The balance of trade between China and most of Africa is depressing reading: Oil, gas and minerals are shipped out; finished goods of all kinds are brought in. Last year, the then-central bank governor of Nigeria, Sanusi Lamido Sanusi, articulated many Africans’ concerns, calling the structure of the relationship “the essence of colonialism.” Abe’s speech in Addis Ababa seemed to be laser-targeted at the principal criticisms leveled at China and its mercantilist push into Africa.
Tokyo has played down the competitive dimension of its Africa strategy. Beijing has not. In response to Abe’s visit to Ethiopia, Xie Xiaoyan, the Chinese ambassador to the African Union, gave a press conference in which he called the prime minister “the biggest troublemaker in Asia” and said he considered Japan’s activities in Africa to be part of a strategy to contain China’s expansion.

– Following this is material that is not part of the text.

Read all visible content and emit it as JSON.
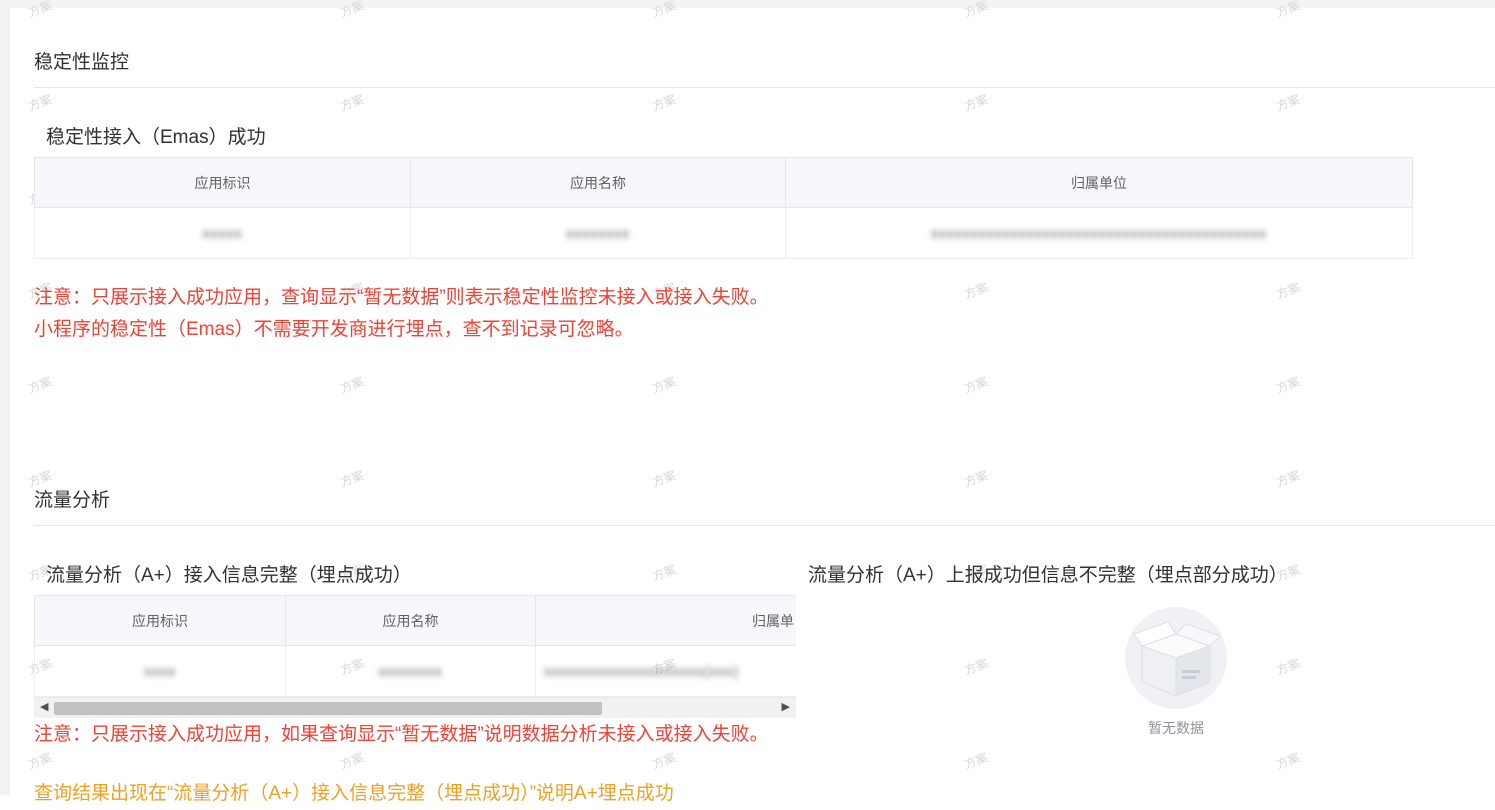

He may be right. Although Tokyo appears to be handling its interests with more sensitivity, its goals in Africa are similar to Beijing’s.
The Fukushima disaster prompted Japan to shut down its nuclear generators, increasing the pressure to find new sources of gas. Japanese industry has begun to worry about the long-term viability of its mineral supplies. When Indonesia, which supplies 51 percent of Japan’s nickel, banned exports of unrefined metals in January of this year, it sparked a diplomatic row that is still unresolved. China has begun to restrict supplies of rare earth metals, which are critical to the manufacture of advanced electronics.
Africa has the world’s largest unmined deposits of minerals; the largest unexplored territories likely to yield coal, oil and gas; and the largest reserve of undeveloped arable land.
It also has something in short supply in Japan: growth. Even after two decades of economic stagnation, Japanese companies have been hesitant to push out into frontier markets. As African economies grew year-on-year, Japan’s most visible consumer presence was—and remains—the secondhand Mitsubishis and Toyotas in wide service as taxis.
In Addis Ababa, China’s commercial power is hard to miss. Chinese contractors are building the new metro line being cut through the middle of the city. The Chinese-built African Union headquarters towers over the stacks of corrugated iron lean-to shops on the edge of the city center. About 25 miles away, a Chinese-backed industrial park hosts the Huajin shoe factory and a Lifan car assembly plant. Countless products, from the plastic sandals sold at market stalls to the flat-pack desks in the Ministry of Industry, are Chinese-made. Even the coffee cups used in Ethiopia’s daily coffee rituals are stamped Made in China.
For Japan, making a visible impact, in the shadow of the huge Chinese presence, will undoubtedly be difficult. Maintaining hard-won good will among African policymakers and populations while simultaneously pursuing national interests could be harder still.
Over a traditional Ethiopian lunch of injera in Addis Ababa, Kimiaki Jin, the head of JICA’s Ethiopian office, tries to shrug off the difficulties of scaling up. Asked what has changed since Abe’s grandstanding, the diplomatic Jin says simply, “For the Ministry of Foreign Affairs, visibility is very important.”
Jin is in many ways an archetypal Japanese development worker. First posted to Ethiopia as a volunteer in 1990, he is practical, apolitical and consumed with the practical details of project work. On his third tour in the country, he says making large and visible donations has never been the priority: “What we wanted to do was create results on the ground.”
That approach, he insists, will never change, no matter what the competition does or how much it spends.
“We don’t believe in giving big fish without first teaching people how to catch them,” he says.
Correction: An earlier version misstated where Shihoko Goto is an expert, she is at the Wilson Center.